It's about: To the Lighthouse centers around the Ramsay family as they visit their beach home in Scotland along with their friends and acquaintances in 1910-1920. Little happens, but there is much philosophical reflection and plenty of introspection.
I thought: Virginia Woolf is a literary goddess. Who else can capture the intricacies and subtleties and idiosyncrasies of the mind with such accuracy and truth? To the Lighthouse is yet another powerful example that despite (or is it because of?) her self-proclaimed "madness," Woolf understands the psychology of thought better than any other author to date.
Reading To the Lighthouse feels like reading your own mind. This book is a perfect example of my definition of "literature" -- psychological insight over plot. Little happens in this book, or in any of Woolf's books I have yet encountered, and yet its pages are remarkably profound.
I read this book much more slowly than I read other books, because I savored every last word. Should you decide to read this, I highly recommend doing so when you are at your leisure, and when you have a fully loaded pen ready to underline the crap out of that book.
Verdict: Stick it on the shelf
Reading Recommendations: If you are not a fan of stream of consciousness, or you're looking for an exciting, fast read, this is not for you. If you are looking for something beautiful and quiet and brilliant, then by all means, pick this book up.
"How then did it work out, all this? How did one judge people, think of them?
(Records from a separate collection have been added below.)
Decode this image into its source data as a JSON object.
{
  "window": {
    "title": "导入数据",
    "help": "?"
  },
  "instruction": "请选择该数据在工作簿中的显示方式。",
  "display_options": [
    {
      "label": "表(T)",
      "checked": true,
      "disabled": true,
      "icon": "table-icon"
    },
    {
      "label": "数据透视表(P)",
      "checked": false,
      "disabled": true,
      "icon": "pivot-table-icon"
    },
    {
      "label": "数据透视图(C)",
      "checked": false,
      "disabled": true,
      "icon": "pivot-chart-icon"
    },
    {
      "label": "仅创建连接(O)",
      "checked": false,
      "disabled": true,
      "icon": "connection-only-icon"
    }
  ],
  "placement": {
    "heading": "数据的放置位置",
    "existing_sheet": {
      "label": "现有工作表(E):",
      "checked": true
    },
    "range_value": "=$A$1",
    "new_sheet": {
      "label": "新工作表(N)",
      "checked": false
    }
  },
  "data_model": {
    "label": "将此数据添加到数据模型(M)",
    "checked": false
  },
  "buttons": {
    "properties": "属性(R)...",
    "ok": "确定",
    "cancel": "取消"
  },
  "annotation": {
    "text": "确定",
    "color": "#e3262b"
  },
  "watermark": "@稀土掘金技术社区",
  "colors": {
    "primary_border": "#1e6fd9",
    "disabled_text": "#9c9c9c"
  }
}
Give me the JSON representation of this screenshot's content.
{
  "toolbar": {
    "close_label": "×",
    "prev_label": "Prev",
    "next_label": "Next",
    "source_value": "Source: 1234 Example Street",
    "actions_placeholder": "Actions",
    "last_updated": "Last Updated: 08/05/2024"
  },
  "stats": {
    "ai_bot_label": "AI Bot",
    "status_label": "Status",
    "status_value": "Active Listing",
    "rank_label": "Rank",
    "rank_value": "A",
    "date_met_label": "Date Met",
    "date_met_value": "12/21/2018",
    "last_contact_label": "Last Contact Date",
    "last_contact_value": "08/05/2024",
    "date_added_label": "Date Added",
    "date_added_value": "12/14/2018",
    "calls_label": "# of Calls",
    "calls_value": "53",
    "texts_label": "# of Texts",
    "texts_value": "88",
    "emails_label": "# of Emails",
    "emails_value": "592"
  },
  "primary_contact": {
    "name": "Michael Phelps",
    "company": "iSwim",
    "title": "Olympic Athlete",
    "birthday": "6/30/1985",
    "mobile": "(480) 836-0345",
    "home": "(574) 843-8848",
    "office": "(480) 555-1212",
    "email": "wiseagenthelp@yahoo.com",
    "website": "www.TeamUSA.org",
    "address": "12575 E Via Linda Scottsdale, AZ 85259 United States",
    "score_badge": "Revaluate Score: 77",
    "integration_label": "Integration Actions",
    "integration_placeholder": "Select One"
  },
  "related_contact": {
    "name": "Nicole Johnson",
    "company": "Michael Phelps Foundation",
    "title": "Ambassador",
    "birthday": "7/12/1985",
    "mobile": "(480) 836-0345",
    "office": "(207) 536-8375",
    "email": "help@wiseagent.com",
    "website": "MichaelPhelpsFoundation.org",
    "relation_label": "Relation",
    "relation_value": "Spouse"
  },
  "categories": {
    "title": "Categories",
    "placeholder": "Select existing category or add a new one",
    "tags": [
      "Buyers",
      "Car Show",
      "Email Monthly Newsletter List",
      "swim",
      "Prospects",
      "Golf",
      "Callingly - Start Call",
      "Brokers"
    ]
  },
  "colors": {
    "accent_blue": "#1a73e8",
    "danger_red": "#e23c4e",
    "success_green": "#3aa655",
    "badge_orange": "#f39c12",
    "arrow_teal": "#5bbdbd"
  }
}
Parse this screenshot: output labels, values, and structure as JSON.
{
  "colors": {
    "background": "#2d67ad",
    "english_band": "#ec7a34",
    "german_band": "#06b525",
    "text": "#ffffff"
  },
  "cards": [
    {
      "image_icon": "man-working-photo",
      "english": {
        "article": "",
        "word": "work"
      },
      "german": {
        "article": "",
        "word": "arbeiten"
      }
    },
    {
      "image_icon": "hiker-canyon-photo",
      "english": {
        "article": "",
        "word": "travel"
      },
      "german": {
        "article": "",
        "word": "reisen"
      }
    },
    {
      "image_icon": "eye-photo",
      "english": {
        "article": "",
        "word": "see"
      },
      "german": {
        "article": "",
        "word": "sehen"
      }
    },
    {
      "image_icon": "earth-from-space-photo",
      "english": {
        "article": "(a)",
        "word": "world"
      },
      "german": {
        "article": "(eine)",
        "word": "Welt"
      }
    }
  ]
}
How did one add up this and that and conclude that it was liking one felt, or disliking?"
"And, what was even more exciting, she felt, too, as she saw Mr. Ramsay bearing down and retreating, and Mrs. Ramsay sitting with James in the window and the cloud moving and the tree bending, how life, from being made up of little separate incidents which one lived one by one, became curled and whole like a wave which bore one up with it and threw one down with it, there, with a dash on the beach."
"A sort of transaction went on between them, in which she was on one side, and life was on another, and she was always trying to get the better of it, as it was of her; and sometimes they parleyed (when she sat alone); there were, she remembered, great reconciliation scenes; but for the most part, oddly enough, she must admit that she felt this thing that she called life terrible, hostile, and quick to pounce on you if you gave it a chance."
"No, she thought...children never forget. For this reason, it was so important what one said, and what one did, and it was a relief when they went to bed."
What I'm reading next: Anna Karenina by Leo Tolstoy